- ACTION ITEM
Compute how many lines in the entries below include the string "绘长嘴笛". Only the number is wanted.

Source records:

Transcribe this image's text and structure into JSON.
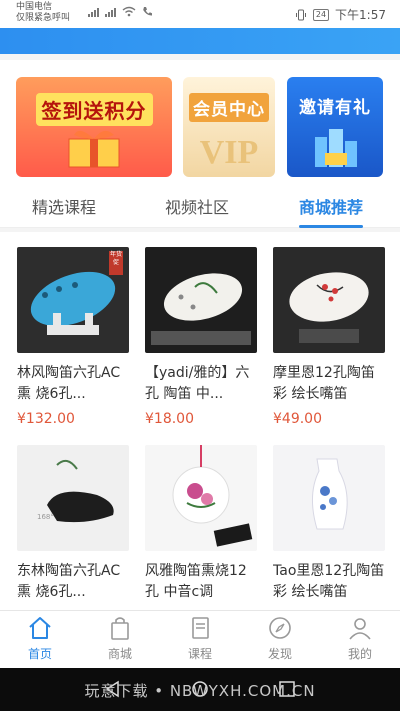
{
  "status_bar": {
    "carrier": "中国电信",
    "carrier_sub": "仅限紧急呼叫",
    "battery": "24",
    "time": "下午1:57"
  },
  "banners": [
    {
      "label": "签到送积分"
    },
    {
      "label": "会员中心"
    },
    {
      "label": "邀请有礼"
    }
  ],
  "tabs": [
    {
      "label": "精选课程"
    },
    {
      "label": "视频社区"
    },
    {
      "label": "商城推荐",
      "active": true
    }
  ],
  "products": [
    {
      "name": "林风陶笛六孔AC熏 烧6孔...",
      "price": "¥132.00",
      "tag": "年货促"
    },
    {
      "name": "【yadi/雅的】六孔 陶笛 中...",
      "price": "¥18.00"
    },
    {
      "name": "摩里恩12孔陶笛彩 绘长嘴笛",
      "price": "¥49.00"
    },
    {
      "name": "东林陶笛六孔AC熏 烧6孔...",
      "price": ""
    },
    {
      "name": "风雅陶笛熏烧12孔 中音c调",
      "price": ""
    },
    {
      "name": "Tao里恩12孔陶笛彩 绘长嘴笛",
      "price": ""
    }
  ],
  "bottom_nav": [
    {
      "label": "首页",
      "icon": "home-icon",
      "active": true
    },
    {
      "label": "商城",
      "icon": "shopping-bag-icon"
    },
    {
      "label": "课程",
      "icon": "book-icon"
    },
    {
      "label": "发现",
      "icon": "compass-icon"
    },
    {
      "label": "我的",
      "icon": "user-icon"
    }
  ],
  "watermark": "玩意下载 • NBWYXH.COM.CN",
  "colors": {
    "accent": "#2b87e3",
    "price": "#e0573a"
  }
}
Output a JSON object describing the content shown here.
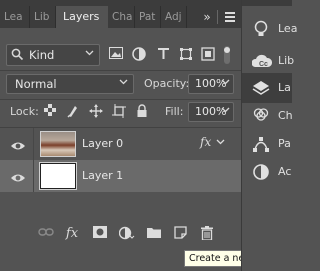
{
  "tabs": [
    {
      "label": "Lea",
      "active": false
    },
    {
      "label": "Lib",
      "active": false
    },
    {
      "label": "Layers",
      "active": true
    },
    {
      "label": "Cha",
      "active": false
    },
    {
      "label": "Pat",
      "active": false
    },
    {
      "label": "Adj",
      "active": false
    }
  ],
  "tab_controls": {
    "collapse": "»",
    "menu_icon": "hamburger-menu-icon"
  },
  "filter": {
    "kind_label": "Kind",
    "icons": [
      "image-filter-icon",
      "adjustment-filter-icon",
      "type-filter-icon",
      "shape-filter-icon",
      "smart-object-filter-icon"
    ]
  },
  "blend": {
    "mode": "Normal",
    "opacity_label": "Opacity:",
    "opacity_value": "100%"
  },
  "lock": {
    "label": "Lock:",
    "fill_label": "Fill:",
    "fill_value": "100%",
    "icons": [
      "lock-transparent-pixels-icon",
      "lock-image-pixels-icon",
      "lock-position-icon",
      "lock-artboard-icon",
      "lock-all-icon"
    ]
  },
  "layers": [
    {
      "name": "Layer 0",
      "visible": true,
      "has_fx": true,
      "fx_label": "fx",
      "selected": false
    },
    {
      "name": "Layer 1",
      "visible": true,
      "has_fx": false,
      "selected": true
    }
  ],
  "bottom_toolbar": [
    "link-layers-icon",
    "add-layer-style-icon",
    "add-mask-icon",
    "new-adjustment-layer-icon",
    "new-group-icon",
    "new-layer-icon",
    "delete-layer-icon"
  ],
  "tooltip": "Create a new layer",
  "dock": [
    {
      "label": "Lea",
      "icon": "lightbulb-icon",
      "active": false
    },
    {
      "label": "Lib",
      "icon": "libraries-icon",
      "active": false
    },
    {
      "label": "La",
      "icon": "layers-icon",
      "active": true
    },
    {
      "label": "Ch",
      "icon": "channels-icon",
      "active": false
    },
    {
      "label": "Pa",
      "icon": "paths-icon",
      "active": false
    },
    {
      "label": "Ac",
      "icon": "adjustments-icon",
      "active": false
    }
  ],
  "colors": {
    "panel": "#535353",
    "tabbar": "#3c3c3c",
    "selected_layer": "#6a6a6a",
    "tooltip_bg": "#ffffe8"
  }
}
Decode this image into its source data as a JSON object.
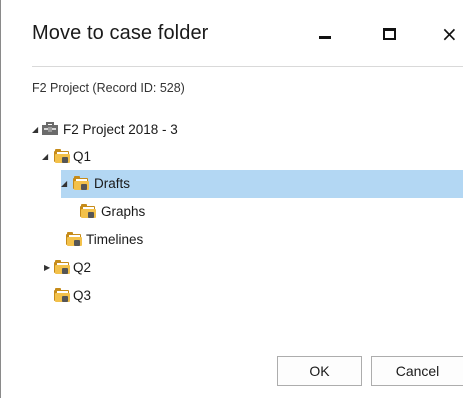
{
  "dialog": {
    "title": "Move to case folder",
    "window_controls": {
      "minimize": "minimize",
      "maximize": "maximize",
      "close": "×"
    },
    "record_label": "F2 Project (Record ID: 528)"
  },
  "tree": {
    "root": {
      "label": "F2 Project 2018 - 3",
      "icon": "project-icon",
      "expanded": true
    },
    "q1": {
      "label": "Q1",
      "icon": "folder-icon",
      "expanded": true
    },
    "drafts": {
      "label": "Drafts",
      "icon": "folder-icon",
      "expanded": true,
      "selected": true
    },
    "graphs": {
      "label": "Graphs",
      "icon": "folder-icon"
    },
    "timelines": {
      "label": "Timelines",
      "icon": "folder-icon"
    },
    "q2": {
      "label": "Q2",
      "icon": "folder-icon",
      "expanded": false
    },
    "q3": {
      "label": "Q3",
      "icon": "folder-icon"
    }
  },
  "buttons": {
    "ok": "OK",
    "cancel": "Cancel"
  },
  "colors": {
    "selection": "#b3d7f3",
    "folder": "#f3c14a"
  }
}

- YOUR RESPONSE
2